Turns out there’s a lot more to this. A guy named Barry Schwartz wrote a whole book entitled PARADOX OF CHOICE: Why More Is Less. Here’s a great quote from the book that sums it all up pretty well:


Autonomy and Freedom of choice are critical to our well-being, and choice is critical to freedom and autonomy. Nonetheless, though modern Americans have more choice than any group of people ever has before, and thus, presumably, more freedom and autonomy, we don't seem to be benefiting from it psychologically.



When I look at that quote, my life comes into sharp focus. Over the past year, I’ve been minimizing. Getting rid of the excess. Unitasking as much as possible. Trying to enjoy life, a moment at a time, rather than rushing forward into my future. We’ve given away half of our household.

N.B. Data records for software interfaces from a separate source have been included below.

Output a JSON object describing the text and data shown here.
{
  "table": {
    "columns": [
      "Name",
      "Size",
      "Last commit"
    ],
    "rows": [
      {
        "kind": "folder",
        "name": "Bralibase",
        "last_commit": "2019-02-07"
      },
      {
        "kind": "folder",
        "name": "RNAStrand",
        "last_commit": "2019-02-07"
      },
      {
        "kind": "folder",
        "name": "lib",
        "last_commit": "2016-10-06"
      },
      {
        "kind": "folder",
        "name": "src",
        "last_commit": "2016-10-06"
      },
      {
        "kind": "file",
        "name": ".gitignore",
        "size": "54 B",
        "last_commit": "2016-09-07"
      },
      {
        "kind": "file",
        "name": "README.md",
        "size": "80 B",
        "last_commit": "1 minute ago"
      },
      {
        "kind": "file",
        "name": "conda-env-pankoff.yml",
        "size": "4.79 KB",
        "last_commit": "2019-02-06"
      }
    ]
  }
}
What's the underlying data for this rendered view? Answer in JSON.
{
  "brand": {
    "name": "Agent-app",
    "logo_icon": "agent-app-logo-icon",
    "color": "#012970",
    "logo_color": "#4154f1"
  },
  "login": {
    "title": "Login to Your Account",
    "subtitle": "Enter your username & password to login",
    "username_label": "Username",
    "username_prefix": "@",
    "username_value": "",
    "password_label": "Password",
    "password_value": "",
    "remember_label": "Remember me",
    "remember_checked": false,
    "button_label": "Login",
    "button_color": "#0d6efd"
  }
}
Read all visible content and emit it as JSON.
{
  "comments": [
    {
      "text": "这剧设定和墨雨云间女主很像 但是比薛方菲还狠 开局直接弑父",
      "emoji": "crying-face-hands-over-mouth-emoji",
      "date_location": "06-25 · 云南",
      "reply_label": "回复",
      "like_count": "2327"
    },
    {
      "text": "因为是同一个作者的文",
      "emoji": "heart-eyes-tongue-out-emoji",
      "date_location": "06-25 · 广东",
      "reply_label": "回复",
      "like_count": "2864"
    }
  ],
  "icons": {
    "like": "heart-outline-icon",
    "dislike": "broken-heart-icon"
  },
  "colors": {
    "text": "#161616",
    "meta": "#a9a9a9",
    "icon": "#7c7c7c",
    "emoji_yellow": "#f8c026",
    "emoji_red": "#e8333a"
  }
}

We’ve cut our expenses, too. We only buy things that we need, and when we do buy something, it must replace an older version of itself. New shoes? Sure, but I have to get rid of at least two pairs first. iPad? As cool as it would be to have (and trust me, I LUST after it) I got a Nook instead. Cheaper, does what I need it to do, and gives me great pleasure, and no possibility of eye strain! iPhone 4.0? Absolute necessity – when my iPhone 3G dies or the Verizon rumors come true.

(Note on that last, I’m trying, very hard. I may cave, we’ll see. But why buy a new phone when mine is working fine??? )

We have been actively practicing the less is more mentality, so I find it ironic that I’m suffering from more is less with my reading material.

I long for the days when my reading order was determined by when the book was due back to the library. It was so simple. Or the days when I would not leave a book unfinished. I must have eight books lying around that I’ve started and lost interest in, or ran out of time, or simply couldn’t get into and put back on the shelf for another day. And that’s just in the living room.

So I ask you, if you had hundreds to choose from, and you were becoming paralyzed by your ability to actually commit and finish a book, where would you begin? Any and all coping mechanisms are welcome.

Wine of the Week: Heredad Ugarte Crianza 2005 Inexpensive and lovely.